A Few Days with Me
The Claude Sautet season at the Randwick Ritz presented in association with Cinema Reborn and StudioCanal ends with a bang with screenings this coming weekend of two of the master’s most revered films.
First up is A Few Days with Me made in 1988 and screening on Saturday 19 December at 4.00 pm. The film recently screened as part of a Sautet series at New York’s Lincoln Centre and what follows are the program notes issued for the occasion.
Dispirited by the critical and commercial failure of Garçon!, Sautet flirted with retirement before the enterprising young producer Philippe Carcassone lured him back with a simple proposition: to make a film with actors, screenplay collaborators and technicians he had never worked with before. The result, A Few Days with Me, would prove the beginning of a late-career renaissance for the director. …Daniel Auteuil stars as Martial Pasquier, the eccentric scion of a prominent supermarket-owning family. Newly released from a psychiatric hospital when the film begins, Martial is dispatched to the sleepy provincial town of Limoges to perform a routine check-up on one of the family stores. It’s not long, however, before he flummoxes the local riff-raff and petit bourgeoisie alike by taking up with Francine, the semi-literate housemaid (Sandrine Bonnaire) of the fussbudget store manager (the marvelous Jean-Pierre Marielle). Chocked full of delightful secondary characters, including Francine’s lovable lug of a boyfriend (Vincent Lindon) and Martial’s exasperated, drama queen mother (the legendary Danielle Darrieux), this splendid riff on the Pygmalion story turns on a dime from gentle class satire to full-blown farce, culminating in a psychedelic dinner party from hell worthy of Jacques Tati. Sautet himself would come to rank A Few Days, alongside César and Rosalie and Max et les ferrailleurs, as his personal favorites among his own films.
Then on Sunday 20thDecember at 4.00 pm is Sautet’s final film, the remarkable Nelly and M.Arnaud. This film was a particular favourite of the great American critic Roger Ebert. Some of Roger’s thoughts are set out below but if you are curious you can find the complete review if you click here
“What a delicate dance they perform in Nelly and Monsieur Arnaud.It is a matter of great erotic fascination when two people are intrigued by the notion of becoming lovers, but are held back by the fear of rejection and the fear of involvement. Signals are transmitted that would require a cryptographer to decode. The difficulty is to send a message that can be read one way if the answer is yes, and the other way if the answer is no.
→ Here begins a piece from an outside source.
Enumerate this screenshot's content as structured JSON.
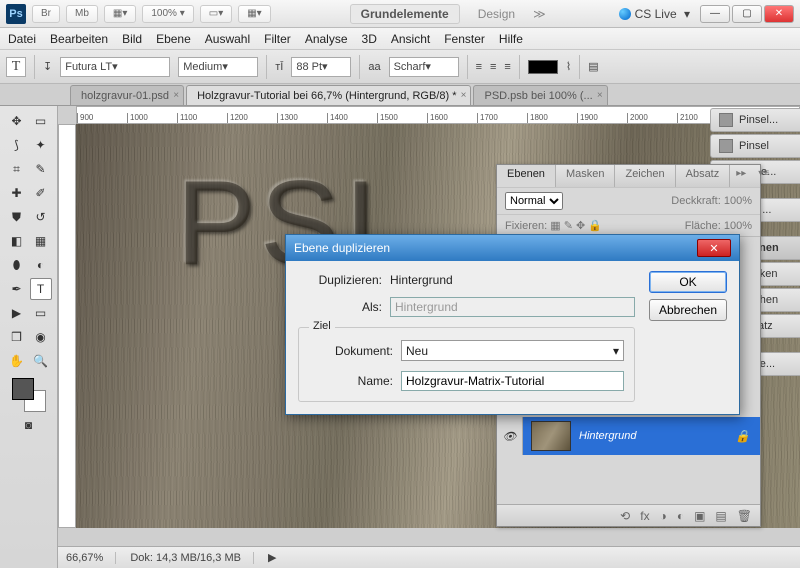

…..Nelly and Monsieur Arnaudwon two Cesar Awards, the French Oscars, for best director and actor.
….Beart is as talented and subtle as she is beautiful, and in this role, where so much goes unsaid, nothing goes uncommunicated.
Serrault finds a gravity and intelligence that are indispensable to the character. And he avoids all temptations toward sentimentalizing the situation; he gives us no way to feel sorry for Arnaud, who demonstrates, especially at the end of the story, that he is quite able to take care of himself.
“A movie like this is likely to appeal to the same kinds of people who admire the novels of Henry James. It is about the emotional negotiations of people who place great value on their status quo, yet find it leaves them lonely. Sometimes, of course, the alternatives to loneliness are not worth the price, and that is something to think about, especially for Monsieur Arnaud and perhaps even for Nelly.”
To Book for A FEW DAYS WITH ME
To Book for NELLY AND M. ARNAUD